Psalm 33:20-21 We wait in hope for the Lord;
he is our help and our shield.
In him our hearts rejoice,
for we trust in his holy name.
It’s interesting that the Japanese specifies, “Our souls wait in hope for the Lord.” It is also interesting that this is one of the few places the NIV does specify “wait in hope,” rather than just “wait.” “Wait in hope” is a fairly common Japanese compound, and it seems very expressive to me. Waiting without hope is resignation and despair. We often have to wait for God’s timing, but much of the time we do so impatiently. This is not that, but rather knowing that God’s solution is going to be better than anything we could have come up with, and it will be in time. This is not necessarily passive; rather, it calls for active participation. If we are waiting in hope for God, then we will be doing all we can to be ready for His answer when it comes. I am reminded of the farming community in the American Midwest that called a prayer meeting because of a drought, and only one little girl took an umbrella. The drought was broken, and I think it may have been because of that little girl’s faith! California is in the grip of a severe drought right now. Water usage rules aside, the only real solution will be a shift in the weather patterns, but California has led the world in active defiance of God in a number of areas, so “waiting in hope” for them would involve repentance at the very least. Most of us operate on a much more personal scale, but the principle of waiting in hope is applicable on every scale. It involves recognizing that God is indeed our “help and shield,” and nothing else will do the trick. Many people depend on government to be their help and shield, but that is actually idolatry. God can and does use governments, but when we place the government ahead of God we are spitting in God’s face.

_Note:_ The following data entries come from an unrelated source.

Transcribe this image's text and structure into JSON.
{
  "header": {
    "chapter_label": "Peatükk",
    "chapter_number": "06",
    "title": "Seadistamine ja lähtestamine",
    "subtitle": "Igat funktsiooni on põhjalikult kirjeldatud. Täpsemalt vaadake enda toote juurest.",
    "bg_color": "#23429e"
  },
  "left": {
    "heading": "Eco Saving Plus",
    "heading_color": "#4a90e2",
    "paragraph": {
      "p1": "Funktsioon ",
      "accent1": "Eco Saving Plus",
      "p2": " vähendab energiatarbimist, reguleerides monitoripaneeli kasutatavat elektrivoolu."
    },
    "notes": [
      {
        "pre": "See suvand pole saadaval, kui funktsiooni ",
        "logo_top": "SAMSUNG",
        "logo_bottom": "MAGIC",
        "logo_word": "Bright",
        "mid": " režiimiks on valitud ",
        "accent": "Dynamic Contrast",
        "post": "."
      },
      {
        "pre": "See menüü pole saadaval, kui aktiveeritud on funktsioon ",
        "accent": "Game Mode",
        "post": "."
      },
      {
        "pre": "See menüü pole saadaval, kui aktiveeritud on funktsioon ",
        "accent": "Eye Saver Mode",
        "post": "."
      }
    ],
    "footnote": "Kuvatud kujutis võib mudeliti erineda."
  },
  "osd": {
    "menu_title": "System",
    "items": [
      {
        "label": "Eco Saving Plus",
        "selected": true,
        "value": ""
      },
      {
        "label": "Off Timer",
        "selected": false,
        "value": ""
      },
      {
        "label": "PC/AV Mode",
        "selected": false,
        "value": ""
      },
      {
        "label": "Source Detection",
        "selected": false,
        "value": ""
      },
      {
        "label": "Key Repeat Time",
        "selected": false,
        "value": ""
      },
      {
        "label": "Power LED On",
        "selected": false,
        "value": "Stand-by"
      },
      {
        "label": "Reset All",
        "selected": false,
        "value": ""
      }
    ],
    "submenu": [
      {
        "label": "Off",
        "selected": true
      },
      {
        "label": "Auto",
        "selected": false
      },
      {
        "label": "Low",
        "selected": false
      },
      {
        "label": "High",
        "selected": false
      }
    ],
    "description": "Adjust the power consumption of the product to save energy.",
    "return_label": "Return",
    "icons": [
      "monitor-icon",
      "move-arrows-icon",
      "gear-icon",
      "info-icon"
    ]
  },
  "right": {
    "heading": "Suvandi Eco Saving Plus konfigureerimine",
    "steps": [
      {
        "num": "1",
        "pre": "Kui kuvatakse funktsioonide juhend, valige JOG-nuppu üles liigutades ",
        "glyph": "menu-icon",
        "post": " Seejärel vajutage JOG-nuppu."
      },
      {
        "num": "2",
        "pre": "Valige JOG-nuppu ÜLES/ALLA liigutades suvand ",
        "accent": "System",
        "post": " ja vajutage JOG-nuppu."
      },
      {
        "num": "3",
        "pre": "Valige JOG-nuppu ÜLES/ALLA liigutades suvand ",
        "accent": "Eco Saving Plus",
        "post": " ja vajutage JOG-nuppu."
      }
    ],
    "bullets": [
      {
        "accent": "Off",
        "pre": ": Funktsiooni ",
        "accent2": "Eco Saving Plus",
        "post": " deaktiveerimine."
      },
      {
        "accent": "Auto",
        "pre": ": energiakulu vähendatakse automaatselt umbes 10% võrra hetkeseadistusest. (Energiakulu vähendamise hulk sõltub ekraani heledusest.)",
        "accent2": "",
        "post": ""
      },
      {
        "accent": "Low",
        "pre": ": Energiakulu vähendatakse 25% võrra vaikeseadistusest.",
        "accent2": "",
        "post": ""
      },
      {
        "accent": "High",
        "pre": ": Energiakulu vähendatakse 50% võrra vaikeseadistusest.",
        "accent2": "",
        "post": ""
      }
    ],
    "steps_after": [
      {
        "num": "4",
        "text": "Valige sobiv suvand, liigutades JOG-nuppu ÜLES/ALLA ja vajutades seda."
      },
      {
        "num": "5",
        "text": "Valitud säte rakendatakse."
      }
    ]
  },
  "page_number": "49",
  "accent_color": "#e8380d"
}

It is interesting and timely that this passage has come up when I was already sure the message for this coming Sunday was to be on “Refuge,” talking about where we go, emotionally speaking, when things get tough. These two verses express the desired outcome of what I expect to say! I have tended to retreat to various things over the course of my life when things have gotten difficult. Thankfully, neither alcohol nor drugs have been among them, but the principle is the same. I’m still learning to turn first to God, rather than falling back on Him once other things have proved inadequate – as they always will. I still have room to grow in “waiting in hope” on my Creator, even though I am very familiar with Isaiah 40:28-31. It is interesting to me that the most traditional English translation, the KJV, renders verse 31 as, “But they that wait upon the Lord,” and the NIV says, “but those who hope in the Lord,” but no English translation I’m aware of expresses it with the compound, “wait in hope.” I wonder why not? As a pastor, I need to lead all the believers in placing God first in all their priorities: desires, hopes, expectations. It is only when we do that, that we will walk in the peace, joy, and satisfaction that He intends for us.
Father, You know who is struggling and how. I ask You to speak Your truth into each heart to set them free from the lies that are tying them in knots. May they let go of all the negative “what ifs” and choose to trust you, waiting in hope on You, for Your glory. Thank You. Praise God!